Friday, January 3, 2014

Get Organized for the New Year

It's that time of year for New Year's resolutions. Is one of yours to be more organized and productive at work? Here are a few out of the box suggestions for you:

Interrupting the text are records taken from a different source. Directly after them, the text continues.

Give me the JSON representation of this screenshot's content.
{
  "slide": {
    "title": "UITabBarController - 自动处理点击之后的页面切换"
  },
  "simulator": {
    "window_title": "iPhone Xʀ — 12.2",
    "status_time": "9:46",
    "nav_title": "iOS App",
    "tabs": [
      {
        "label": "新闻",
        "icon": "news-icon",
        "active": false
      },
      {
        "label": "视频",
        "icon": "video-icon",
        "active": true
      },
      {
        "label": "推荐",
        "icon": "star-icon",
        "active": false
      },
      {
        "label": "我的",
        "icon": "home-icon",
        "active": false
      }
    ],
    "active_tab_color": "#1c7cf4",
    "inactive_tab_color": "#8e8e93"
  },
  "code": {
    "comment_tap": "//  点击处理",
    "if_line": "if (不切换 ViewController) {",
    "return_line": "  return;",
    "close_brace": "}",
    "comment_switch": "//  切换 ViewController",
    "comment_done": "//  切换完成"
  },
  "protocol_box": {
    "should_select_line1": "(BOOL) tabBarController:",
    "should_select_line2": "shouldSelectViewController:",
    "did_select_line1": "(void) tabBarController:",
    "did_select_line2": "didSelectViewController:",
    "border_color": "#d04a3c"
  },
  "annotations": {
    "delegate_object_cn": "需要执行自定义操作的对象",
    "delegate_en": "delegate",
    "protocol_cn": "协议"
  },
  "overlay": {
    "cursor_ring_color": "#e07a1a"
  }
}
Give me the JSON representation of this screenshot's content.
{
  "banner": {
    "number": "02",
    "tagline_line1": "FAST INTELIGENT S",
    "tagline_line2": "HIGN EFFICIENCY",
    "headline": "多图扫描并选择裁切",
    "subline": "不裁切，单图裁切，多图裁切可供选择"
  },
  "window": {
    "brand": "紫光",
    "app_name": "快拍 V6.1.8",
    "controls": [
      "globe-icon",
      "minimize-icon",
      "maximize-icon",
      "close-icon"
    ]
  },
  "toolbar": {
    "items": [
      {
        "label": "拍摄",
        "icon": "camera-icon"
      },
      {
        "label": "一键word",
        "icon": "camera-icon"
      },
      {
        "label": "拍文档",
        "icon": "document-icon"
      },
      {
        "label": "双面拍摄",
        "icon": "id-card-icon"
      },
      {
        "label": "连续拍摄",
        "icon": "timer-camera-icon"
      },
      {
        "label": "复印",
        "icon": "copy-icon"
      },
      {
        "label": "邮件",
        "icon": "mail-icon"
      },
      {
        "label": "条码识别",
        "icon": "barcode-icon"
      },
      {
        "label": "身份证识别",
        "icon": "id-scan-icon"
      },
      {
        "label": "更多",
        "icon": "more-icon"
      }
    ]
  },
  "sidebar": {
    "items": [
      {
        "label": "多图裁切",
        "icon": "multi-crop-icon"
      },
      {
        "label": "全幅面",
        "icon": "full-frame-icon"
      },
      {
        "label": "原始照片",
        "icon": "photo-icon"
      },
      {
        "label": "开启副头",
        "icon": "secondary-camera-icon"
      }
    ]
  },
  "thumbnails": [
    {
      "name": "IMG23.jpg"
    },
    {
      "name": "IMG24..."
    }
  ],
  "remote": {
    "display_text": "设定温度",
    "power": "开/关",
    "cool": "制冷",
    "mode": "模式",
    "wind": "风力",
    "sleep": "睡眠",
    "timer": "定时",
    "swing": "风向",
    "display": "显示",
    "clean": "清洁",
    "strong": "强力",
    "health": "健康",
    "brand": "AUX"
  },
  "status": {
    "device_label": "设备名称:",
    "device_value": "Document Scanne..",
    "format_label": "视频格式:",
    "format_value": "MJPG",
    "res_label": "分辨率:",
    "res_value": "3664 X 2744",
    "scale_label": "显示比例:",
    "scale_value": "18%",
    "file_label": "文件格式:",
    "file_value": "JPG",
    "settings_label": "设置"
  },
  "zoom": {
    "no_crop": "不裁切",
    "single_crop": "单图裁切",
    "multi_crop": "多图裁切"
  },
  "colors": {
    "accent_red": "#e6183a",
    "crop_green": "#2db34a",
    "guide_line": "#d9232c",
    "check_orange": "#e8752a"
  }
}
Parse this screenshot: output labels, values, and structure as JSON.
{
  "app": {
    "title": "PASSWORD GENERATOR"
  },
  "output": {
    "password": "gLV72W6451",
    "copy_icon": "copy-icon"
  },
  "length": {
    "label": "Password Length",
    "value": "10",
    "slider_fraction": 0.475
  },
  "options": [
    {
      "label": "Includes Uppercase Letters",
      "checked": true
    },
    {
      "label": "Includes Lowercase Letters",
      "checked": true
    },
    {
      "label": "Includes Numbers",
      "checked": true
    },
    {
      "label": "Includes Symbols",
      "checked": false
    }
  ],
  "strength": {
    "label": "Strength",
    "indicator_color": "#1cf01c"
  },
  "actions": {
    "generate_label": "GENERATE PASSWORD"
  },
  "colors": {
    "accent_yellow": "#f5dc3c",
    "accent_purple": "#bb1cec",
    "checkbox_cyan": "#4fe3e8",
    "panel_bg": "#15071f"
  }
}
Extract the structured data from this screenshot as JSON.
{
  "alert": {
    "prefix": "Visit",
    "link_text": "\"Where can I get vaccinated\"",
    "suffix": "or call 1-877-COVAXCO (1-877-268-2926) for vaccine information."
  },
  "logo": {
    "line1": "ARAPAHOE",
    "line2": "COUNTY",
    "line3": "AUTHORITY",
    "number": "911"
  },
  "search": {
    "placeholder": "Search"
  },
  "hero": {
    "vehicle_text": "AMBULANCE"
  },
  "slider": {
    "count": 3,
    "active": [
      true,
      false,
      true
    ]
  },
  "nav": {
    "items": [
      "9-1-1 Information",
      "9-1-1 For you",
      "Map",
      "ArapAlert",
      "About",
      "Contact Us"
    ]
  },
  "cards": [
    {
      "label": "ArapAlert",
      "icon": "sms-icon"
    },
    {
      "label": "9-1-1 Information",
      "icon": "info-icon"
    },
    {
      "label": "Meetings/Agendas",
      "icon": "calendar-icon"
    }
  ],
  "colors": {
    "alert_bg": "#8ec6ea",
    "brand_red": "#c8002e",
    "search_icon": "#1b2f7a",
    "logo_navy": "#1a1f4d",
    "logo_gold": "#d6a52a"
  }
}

  1. Exercise: Take a short brisk walk, do some yoga stretches, do a quick workout. Exercise reduces stress, and when you're less stressed you are better able to focus and get your work done efficiently. Researchers in Sweden discovered that people who take exercise breaks are more productive even when they work fewer hours. They are also healthier (sitting for extended times is not great for your health), and this translates into reduced rates of absence due to illness.
  2. Schmooze: Turns out folks who develop friendships with work colleagues are happier, communicate better, and work harder. A study from Tel Aviv University found that people who socialize at work are not only more productive, their bodies release hormones that contribute to better health. So go ahead - chat with your co-workers, tell a joke, share a potluck lunch - it's good for you and for your nonprofit.
  3. Stand up: When you stand, whether while talking on the phone or at meetings, you get to the point faster and make decisions more efficiently. And your meetings and phone calls will be shorter. You could even try the latest fad - a standup desk.
  4. Listen to music: Believe it or not, research from the Journal of the American Medical Association shows that listening to your favorite music improves job performance - because it makes you feel happier plus drowns out external noise and commotion. Case in point: problem solving and accuracy improves when surgeons listen to their own favorite soundtracks.
  5. Break things down: Do you tend to put big difficult tasks at the bottom of your to-do list? All of us have jobs we just don't like to do, or that feel too daunting to begin. Don't put them off forever. Instead, get motivated by breaking challenging jobs into smaller, more manageable pieces. All of a sudden, that big job will begin to feel possible - and you'll get the satisfaction of crossing something off your list.
  6. Manage your emails: Are you drowning in email? Send fewer emails - and you'll get fewer in return Do you check your emails constantly throughout the day? Plan designated time slots for checking email, and resist that compelling email ding at all other times. Resolve to be specific and strategic about your email communications this year. Don't let email manage you - manage your email so you can focus on important jobs and goals to further your nonprofit mission.

Happy newly organized New Year to you all!